**WORK TO COMPLETE:**
The expected response is a copy of every line in the entries below that includes the word "label".

**SOURCE INFORMATION:**

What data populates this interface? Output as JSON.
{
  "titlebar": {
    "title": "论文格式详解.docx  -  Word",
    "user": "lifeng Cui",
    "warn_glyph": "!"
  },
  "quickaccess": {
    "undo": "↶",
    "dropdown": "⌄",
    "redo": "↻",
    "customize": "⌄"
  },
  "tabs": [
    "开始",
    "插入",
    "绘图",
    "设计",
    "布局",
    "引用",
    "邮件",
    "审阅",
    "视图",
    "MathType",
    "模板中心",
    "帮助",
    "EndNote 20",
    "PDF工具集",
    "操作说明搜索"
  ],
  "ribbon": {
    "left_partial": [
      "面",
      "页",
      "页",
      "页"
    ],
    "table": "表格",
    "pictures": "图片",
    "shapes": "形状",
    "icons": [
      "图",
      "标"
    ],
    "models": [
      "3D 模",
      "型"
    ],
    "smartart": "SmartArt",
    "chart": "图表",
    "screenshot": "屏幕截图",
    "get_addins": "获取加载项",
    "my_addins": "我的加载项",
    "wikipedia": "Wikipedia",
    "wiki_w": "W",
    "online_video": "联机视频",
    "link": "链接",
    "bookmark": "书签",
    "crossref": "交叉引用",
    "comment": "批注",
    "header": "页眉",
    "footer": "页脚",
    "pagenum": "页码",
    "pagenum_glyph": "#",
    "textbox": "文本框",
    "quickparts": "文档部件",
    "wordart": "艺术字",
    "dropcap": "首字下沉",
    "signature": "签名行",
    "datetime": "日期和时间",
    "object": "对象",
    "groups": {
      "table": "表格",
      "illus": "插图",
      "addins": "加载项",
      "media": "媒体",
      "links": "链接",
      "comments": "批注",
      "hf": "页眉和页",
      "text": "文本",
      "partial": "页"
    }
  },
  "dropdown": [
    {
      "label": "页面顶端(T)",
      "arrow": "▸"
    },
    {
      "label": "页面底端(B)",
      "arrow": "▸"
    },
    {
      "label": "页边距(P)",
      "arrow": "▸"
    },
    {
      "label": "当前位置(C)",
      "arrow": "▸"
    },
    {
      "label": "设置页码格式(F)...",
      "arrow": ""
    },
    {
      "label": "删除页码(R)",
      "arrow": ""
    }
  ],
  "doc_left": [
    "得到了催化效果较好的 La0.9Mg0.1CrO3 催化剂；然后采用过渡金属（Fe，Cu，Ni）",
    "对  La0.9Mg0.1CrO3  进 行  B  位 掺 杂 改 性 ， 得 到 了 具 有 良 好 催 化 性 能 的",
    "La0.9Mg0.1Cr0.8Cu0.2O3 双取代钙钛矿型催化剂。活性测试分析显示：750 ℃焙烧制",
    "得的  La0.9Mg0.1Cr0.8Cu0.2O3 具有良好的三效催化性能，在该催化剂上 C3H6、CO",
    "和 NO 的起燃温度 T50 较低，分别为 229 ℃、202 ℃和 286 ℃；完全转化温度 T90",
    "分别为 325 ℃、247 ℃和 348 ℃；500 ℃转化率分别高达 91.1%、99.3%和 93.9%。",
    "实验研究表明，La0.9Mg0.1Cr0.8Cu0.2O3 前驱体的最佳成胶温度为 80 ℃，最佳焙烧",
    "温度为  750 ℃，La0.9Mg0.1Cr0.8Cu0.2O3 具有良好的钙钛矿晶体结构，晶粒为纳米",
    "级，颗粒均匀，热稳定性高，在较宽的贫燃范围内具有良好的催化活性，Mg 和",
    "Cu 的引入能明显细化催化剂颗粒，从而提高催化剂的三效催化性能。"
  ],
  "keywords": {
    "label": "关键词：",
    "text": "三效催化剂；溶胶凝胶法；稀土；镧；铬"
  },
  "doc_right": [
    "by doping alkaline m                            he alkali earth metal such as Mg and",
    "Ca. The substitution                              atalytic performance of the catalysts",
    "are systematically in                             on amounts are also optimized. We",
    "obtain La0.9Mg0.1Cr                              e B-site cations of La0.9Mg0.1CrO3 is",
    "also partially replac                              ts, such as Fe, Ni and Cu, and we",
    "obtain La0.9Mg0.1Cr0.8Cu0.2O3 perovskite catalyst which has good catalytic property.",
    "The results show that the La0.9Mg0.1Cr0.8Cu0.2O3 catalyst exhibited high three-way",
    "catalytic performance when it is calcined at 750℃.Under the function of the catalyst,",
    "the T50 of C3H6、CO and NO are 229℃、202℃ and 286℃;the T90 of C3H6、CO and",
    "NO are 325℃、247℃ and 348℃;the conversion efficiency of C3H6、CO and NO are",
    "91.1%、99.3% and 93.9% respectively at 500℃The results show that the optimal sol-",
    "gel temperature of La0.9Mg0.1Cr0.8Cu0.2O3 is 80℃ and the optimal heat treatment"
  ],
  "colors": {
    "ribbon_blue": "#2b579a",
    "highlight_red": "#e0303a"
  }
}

**SOLUTION TO THIS EXERCISE:**
      "label": "页面顶端(T)",
      "label": "页面底端(B)",
      "label": "页边距(P)",
      "label": "当前位置(C)",
      "label": "设置页码格式(F)...",
      "label": "删除页码(R)",
    "label": "关键词：",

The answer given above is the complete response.